This note examines how the Canary Islands (CI) has fared, particularly compared to the rest of Spain, during the 21st century. First we will examine GDP/capita, which provides an overall view of the economic health of the region wealth per person and is a widely accepted measure of whether of how wealthy, on average, a population is.
We next look at average incomes and the cost of living and finally the public debt of each region (Comunidad) of Spain. The public debt is shown per person and also as a percentage of GDP, which is an indicator of the ability to shoulder the debt person.
The note finishes with view on whether the development of a major transit hub in the Canary Islands, as promoted by Coalición Canaria in their election manifesto, is likely to succeed in developing wealth for the islands.
CI has certainly slipped down the rankings significantly, from 8th to 18th place. In 2000, CI was just a few hundred Euros below the average for Spain but now is over €3,000 adrift from the average. If this trend were to continue – and it is a very big if – CI would be the poorest community in Spain by around 2030.
Average incomes and prices
CI has consistently had lower average salaries than the rest of Spain. In 2000, the Comunidad of Murcia had lower salaries than CI but by 2014, CI was the cheapest of all regions, with Extremadura only slightly higher. Monthly salary in CI is now around 80% of the national average.
One of the causes of low salaries is the islands’ dependence on tourism. Of the 18 sectors of the economy for which INE measures salaries, hospitality was easily the lowest of the 18 in 2014.
An offsetting factor is how much consumer prices have increased over a similar period. CI does stand out from the rest of Spain as having significantly lower inflation, of 22%, compared to a nation-wide average of 29%.
CI has traditionally carried low levels of debt and, by 2014, the debt per person was the lowest in Spain; at €2,800 per capita, the figure is less than a third of that shown for Cataluña.
The last column shows how the debt has increased over time. In 2014, Canarian debt per person was a little over five times as high as in 2000, which is identical to the national average.
The amount of debt is of less concern if a region generates sufficient wealth to service this debt, however. So, our final bit of evidence shows, for each region, its debt as a proportion of GDP.
From this last table, we can see that the regional debt of the CI is relatively manageable, especially when compared to the eastern regions of Spain (Balearics, Cataluña, Balearic Islands). Please note, however, that these figure take now account of the regional share of national debt, which is much higher in 2014 than was the case in 2000.
Although the CI is not overly burdened with debt and inflation has been relatively benign, the fact remains that CI has become poorer relative to Spain’s other regions, based on the evidence provided in this note and this should raise question marks about the how the Canary Islands have been managed.
The ruling party throughout this period, Coalición Canaria, has included in its 2015 manifesto aspirations to develop the Archipelago as a regional trade hub, given its position off the coast of Africa and part way across the Atlantic.
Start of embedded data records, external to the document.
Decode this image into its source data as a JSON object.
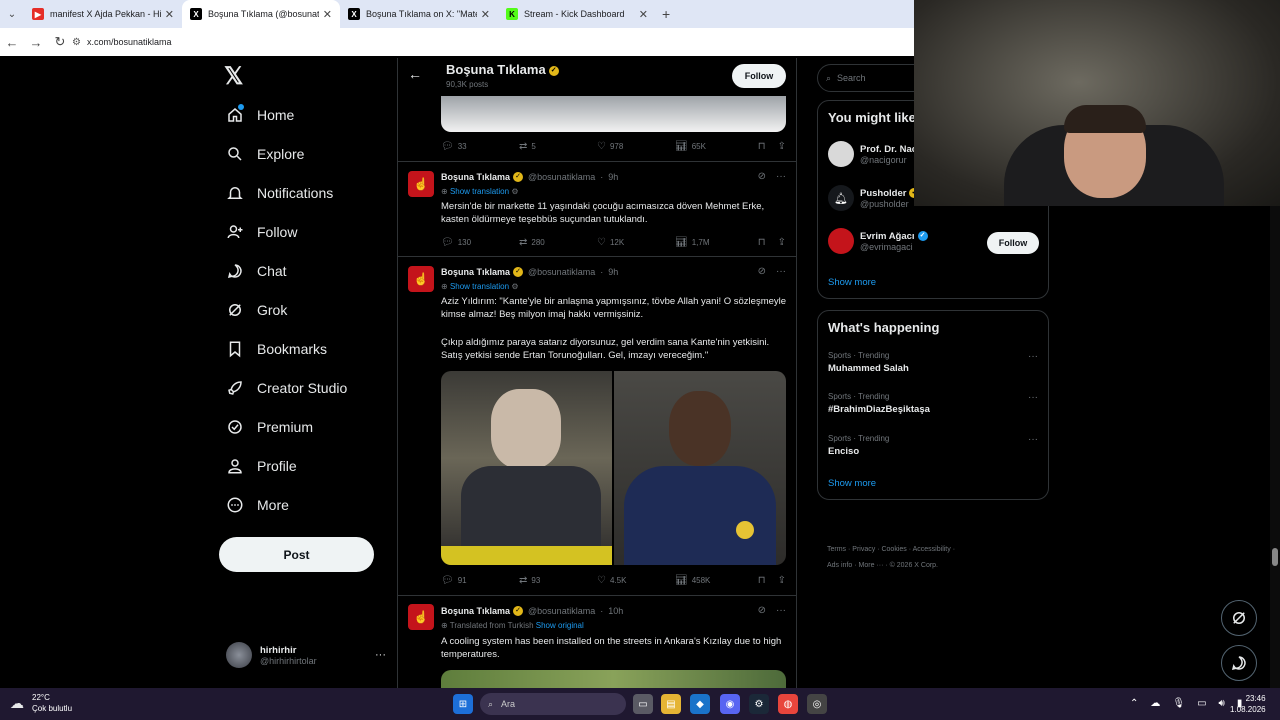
{
  "browser": {
    "tabs": [
      {
        "title": "manifest X Ajda Pekkan - Hileli"
      },
      {
        "title": "Boşuna Tıklama (@bosunatiklar"
      },
      {
        "title": "Boşuna Tıklama on X: \"Matema"
      },
      {
        "title": "Stream - Kick Dashboard"
      }
    ],
    "url": "x.com/bosunatiklama"
  },
  "sidebar": {
    "items": [
      {
        "label": "Home"
      },
      {
        "label": "Explore"
      },
      {
        "label": "Notifications"
      },
      {
        "label": "Follow"
      },
      {
        "label": "Chat"
      },
      {
        "label": "Grok"
      },
      {
        "label": "Bookmarks"
      },
      {
        "label": "Creator Studio"
      },
      {
        "label": "Premium"
      },
      {
        "label": "Profile"
      },
      {
        "label": "More"
      }
    ],
    "post_label": "Post",
    "account": {
      "name": "hirhirhir",
      "handle": "@hirhirhirtolar"
    }
  },
  "profile_header": {
    "name": "Boşuna Tıklama",
    "posts": "90,3K posts",
    "follow_label": "Follow"
  },
  "tweets": [
    {
      "stats": {
        "replies": "33",
        "reposts": "5",
        "likes": "978",
        "views": "65K"
      }
    },
    {
      "name": "Boşuna Tıklama",
      "handle": "@bosunatiklama",
      "time": "9h",
      "translation": "Show translation",
      "text": "Mersin'de bir markette 11 yaşındaki çocuğu acımasızca döven Mehmet Erke, kasten öldürmeye teşebbüs suçundan tutuklandı.",
      "stats": {
        "replies": "130",
        "reposts": "280",
        "likes": "12K",
        "views": "1,7M"
      }
    },
    {
      "name": "Boşuna Tıklama",
      "handle": "@bosunatiklama",
      "time": "9h",
      "translation": "Show translation",
      "text1": "Aziz Yıldırım: \"Kante'yle bir anlaşma yapmışsınız, tövbe Allah yani! O sözleşmeyle kimse almaz! Beş milyon imaj hakkı vermişsiniz.",
      "text2": "Çıkıp aldığımız paraya satarız diyorsunuz, gel verdim sana Kante'nin yetkisini. Satış yetkisi sende Ertan Torunoğulları. Gel, imzayı vereceğim.\"",
      "stats": {
        "replies": "91",
        "reposts": "93",
        "likes": "4.5K",
        "views": "458K"
      }
    },
    {
      "name": "Boşuna Tıklama",
      "handle": "@bosunatiklama",
      "time": "10h",
      "translated_from": "Translated from Turkish",
      "show_original": "Show original",
      "text": "A cooling system has been installed on the streets in Ankara's Kızılay due to high temperatures."
    }
  ],
  "right": {
    "search_placeholder": "Search",
    "who_title": "You might like",
    "who": [
      {
        "name": "Prof. Dr. Nac",
        "handle": "@nacigorur"
      },
      {
        "name": "Pusholder",
        "handle": "@pusholder"
      },
      {
        "name": "Evrim Ağacı",
        "handle": "@evrimagaci",
        "follow": "Follow"
      }
    ],
    "show_more": "Show more",
    "happening_title": "What's happening",
    "trends": [
      {
        "category": "Sports · Trending",
        "topic": "Muhammed Salah"
      },
      {
        "category": "Sports · Trending",
        "topic": "#BrahimDiazBeşiktaşa"
      },
      {
        "category": "Sports · Trending",
        "topic": "Enciso"
      }
    ],
    "footer_links": [
      "Terms",
      "Privacy",
      "Cookies",
      "Accessibility",
      "Ads info",
      "More ···",
      "© 2026 X Corp."
    ]
  },
  "taskbar": {
    "weather_temp": "22°C",
    "weather_desc": "Çok bulutlu",
    "search_placeholder": "Ara",
    "time": "23:46",
    "date": "1.08.2026"
  },
  "colors": {
    "accent": "#1d9bf0",
    "verified_gold": "#e2b719",
    "avatar_red": "#c4141b"
  }
}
But this aspiration itself, even if achievable, poses an inconvenient political question. There could only be one hub port which could be promoted to fulfil this aspiration, which means that either Tenerife or Gran Canaria will lose out and the benefits of such a strategy are unlikely to trickle down to the remaining islands.